There are three major rules for handling security breaches:
Don’t panic. No matter what has happened, you will only make things worse if you act without thinking.
Document. Whether your goal is to get your system running again as soon as possible, or you want to collect evidence for a prosecution, you will be better off if you document what you do.
Plan ahead. The key to effective response is advance planning. If you plan and practice your response to a security incident, you’ll be better equipped to handle the incident when and if it ever happens.
After a security breach, you are faced with many different choices. Should you shut down the computer, disconnect the network, or call the cops?

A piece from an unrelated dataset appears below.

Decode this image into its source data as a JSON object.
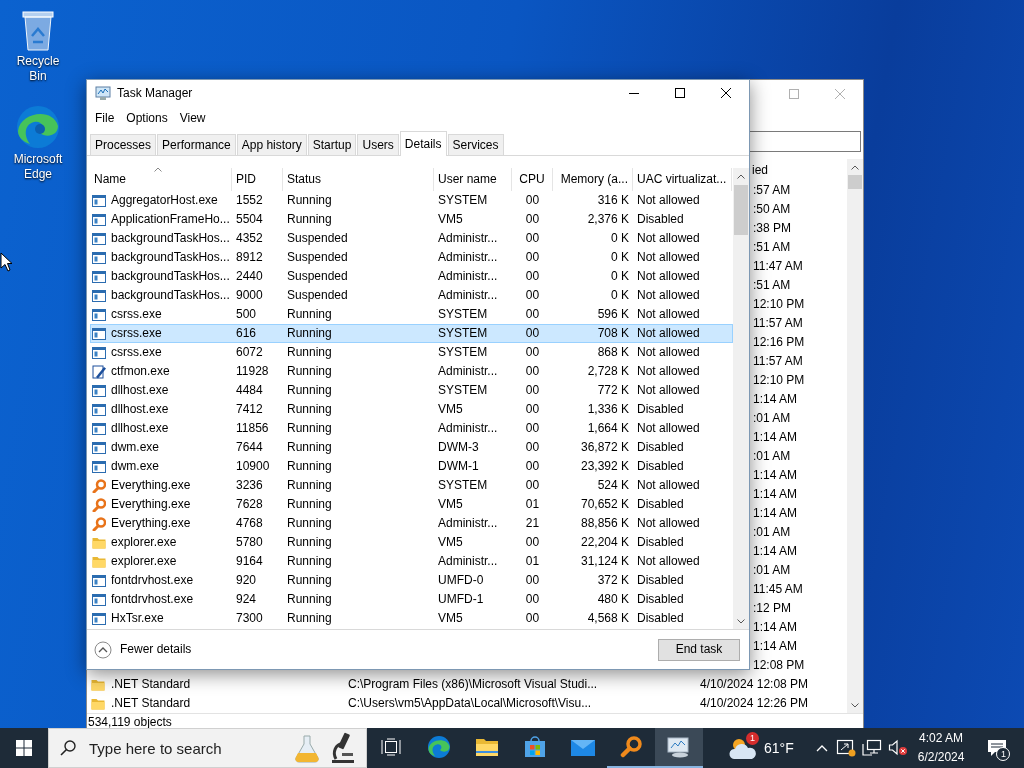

No matter what has happened, you will only make things worse if you act without thinking.
Before acting, you need to answer certain questions and keep the answers firmly in mind:
Did you really have a breach of security? Something that appears to be the action of an intruder might actually be the result of human error or software failure.
Was any damage really done? With many security breaches, the perpetrator gains unauthorized access but doesn’t actually access privileged information or maliciously change the contents of files.
Is it important to obtain and protect evidence that might be used in an investigation?
Is it important to get the system back into normal operation as soon as possible?
Are you willing to take the chance that files have been altered or removed? If ...